For a complicating consideration of the role of work in creating identity as well as culture, see Dan Frank, "The Work of Unemployment: Mourning for Work and the Meaning of Job Loss in an Age of Industrial Decline" (Ph.D. dissertation. Department of Behavioral Science, University of Chicago, 1988). Frank's in-depth interviews with dislocated steel workers reveal the degree to which steel workers in Chicago in the 1970s, awash in consumer goods, disassociated themselves from the workplace until their jobs were threatened and then lost. Then they went through a complex process of self-blame for not having worked harder for their huge wages (they called the wages huge) and anger at the company for screwing up. Clearly, as the "monopoly" system Baudrillard identified in the sixties gives way to a global system of competition, much of the class divide that I argue animates many Americans in an age of abundance might well give way to something different—both (1) an older style of worker militancy based on justifiable anger over exploitation justified by managers as being necessary to maintain competitiveness and (2) a new style of class conflict between those who leap into information manipulation of one kind or another and those who are caught in the backwashes of a production system that must compete with less developed countries whose workers will accept far lower wages. See Reich, "The Future of Work," 26-31. 41

The kitchen debate is best covered by Stephen Ambrose, Nixon: The Education of a Politician, 1913-1962 (New York: Simon and Schuster, 1987), 523-26. 42


Coles, The Middle Americans, 138.


The Diggers, activists in Haight-Ashbury in the late 1960s, argued that the New Left was missing the whole point of the matter with its emphasis on protests and counterclaims—a new America, they argued, would exist only if people left the old society and started their own. They envisioned and tried to build a genuine counterculture, growing their own food and setting up their own stores, worker cooperatives, transportation systems, and other social functions. But the hard work of such a dream and the atmosphere of drugs and "do your own thing" made the realization of Free City a nonhappening. At its most heroic, the counterculture aimed at transcending the power of images with the formation of new social relations. In a funny way, the arguments between much of the New Left and some of the more visionary counterculturists are reminiscent of the divide between Booker T. Washington and W. E. B. Du Bois in the first years of the twentieth century. The communes and the back-to-the-earth movement of the 1970s were a function of the failure of the New Left and the isolationism generally inherent in the protests of the 1960s. 44

Halle, America's Working Man, shows this mixed bag of feelings—a pride and valorization in productive work, a resentment against the lack of status such work earns in the United States, and, at the same time, a glee in the good things in life that productive work affords one. 45

From the President, 480. The memorandum, titled "Assault Strategy," is from Buchanan/Khachigian, 8 June 1972. 46

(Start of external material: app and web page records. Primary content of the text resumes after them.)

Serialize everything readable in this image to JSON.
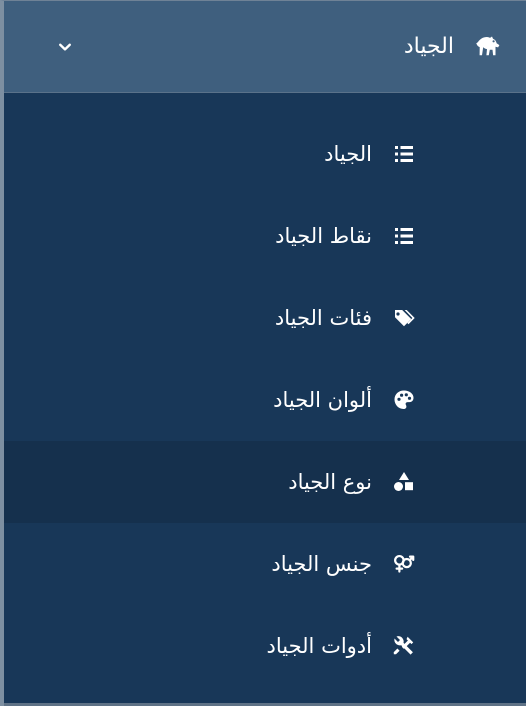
{
  "app": {
    "section_title": "الجياد"
  },
  "header": {
    "title": "الجياد",
    "icon": "horse-icon",
    "chevron_icon": "chevron-down-icon"
  },
  "menu": {
    "items": [
      {
        "label": "الجياد",
        "icon": "list-icon"
      },
      {
        "label": "نقاط الجياد",
        "icon": "list-icon"
      },
      {
        "label": "فئات الجياد",
        "icon": "tags-icon"
      },
      {
        "label": "ألوان الجياد",
        "icon": "palette-icon"
      },
      {
        "label": "نوع الجياد",
        "icon": "shapes-icon"
      },
      {
        "label": "جنس الجياد",
        "icon": "gender-icon"
      },
      {
        "label": "أدوات الجياد",
        "icon": "tools-icon"
      }
    ]
  },
  "colors": {
    "background": "#183758",
    "header_background": "#3f5f7e",
    "active_item_background": "#15304d",
    "text": "#ffffff"
  }
}
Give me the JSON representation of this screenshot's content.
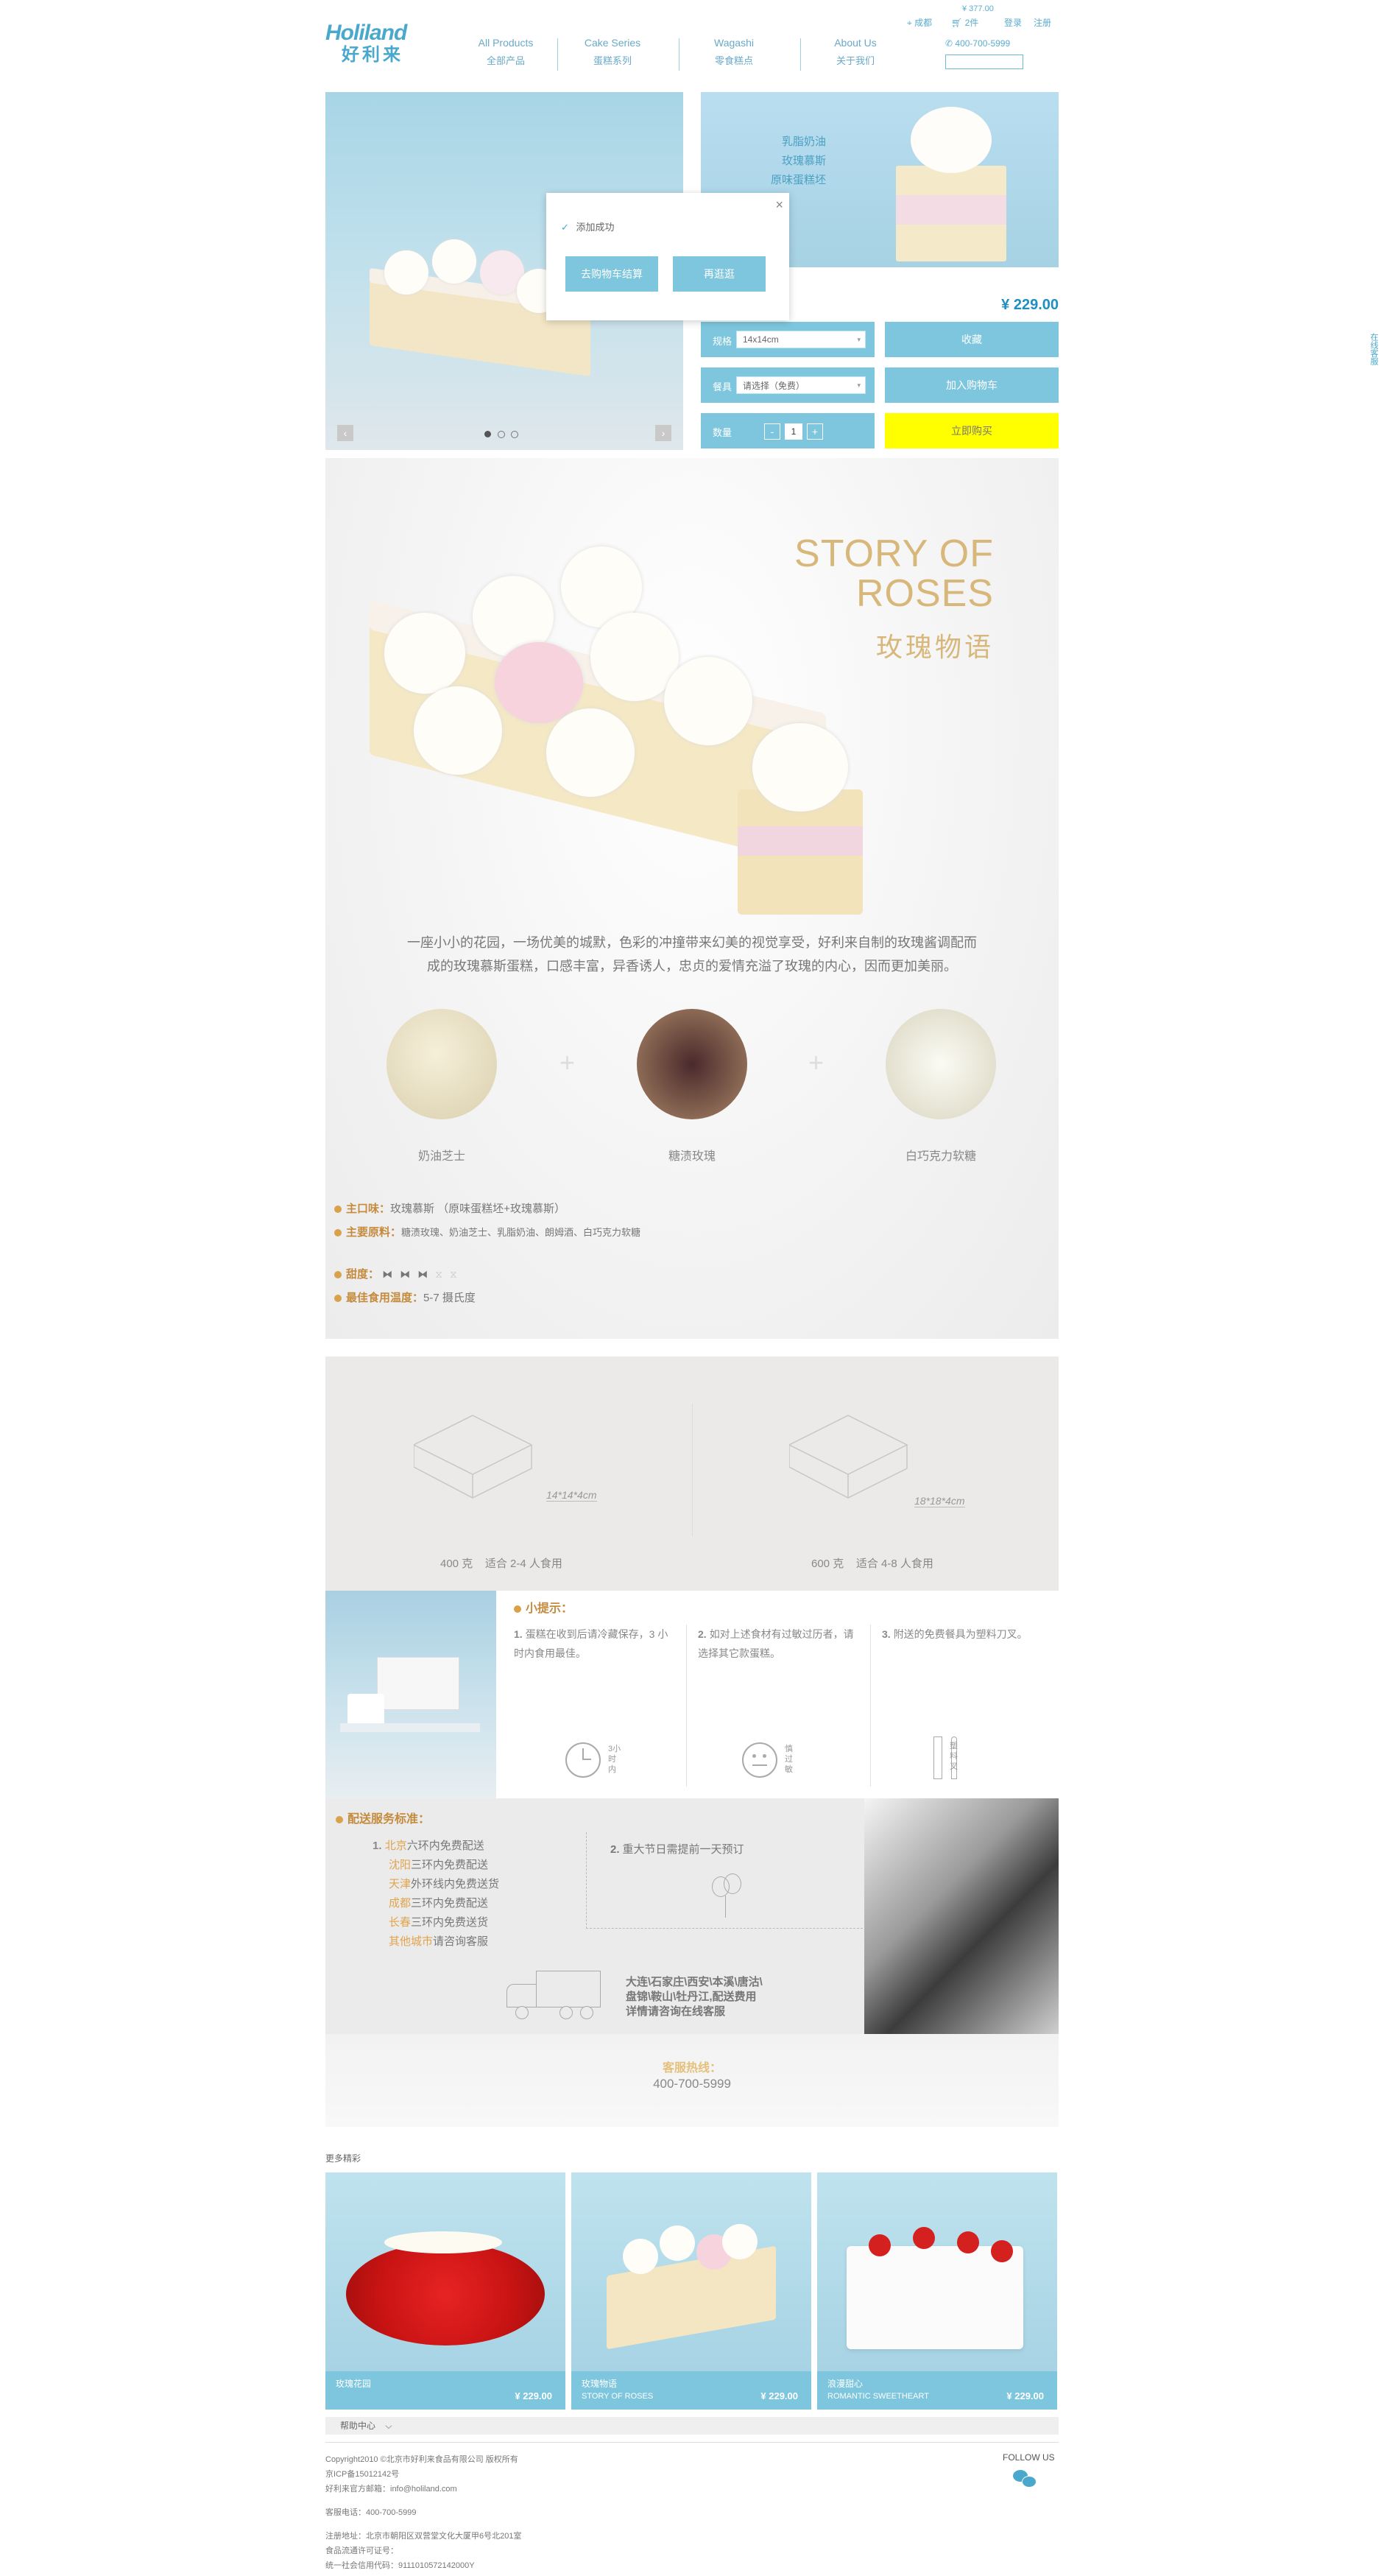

How many American history textbooks circa 1975 portrayed the Scopes trial in Tennessee as the last, sad gasp of old-time Christian culture, little realizing the sheer numbers of Americans who still took creationism literally and little realizing the upsurge in Christian fundamentalism—a term few sophisticated Americans knew about at the close of the sixties—that was occurring all around America? 47

To call the divide between those who operate or seek to operate a code of desire (the manipulators of demand) and those who are essentially silent consumers of or resistors to that code the whole story of the conservative resurgence or even of the rise of the so-called silent majority in America is obviously simplistic. As other contributors to this volume show, racial politics are a key part of this story. For a strong overview of the conservative resurgence at the end of the sixties that aims to be more comprehensive than my avowedly more suggestive account, see Jon Reider, "The Rise of the Silent Majority," in The Rise and Fall of the New Deal Order, edited by Gary Gerstle and Steve Fraser (Princeton: Princeton University Press, 1989), 243-68. 48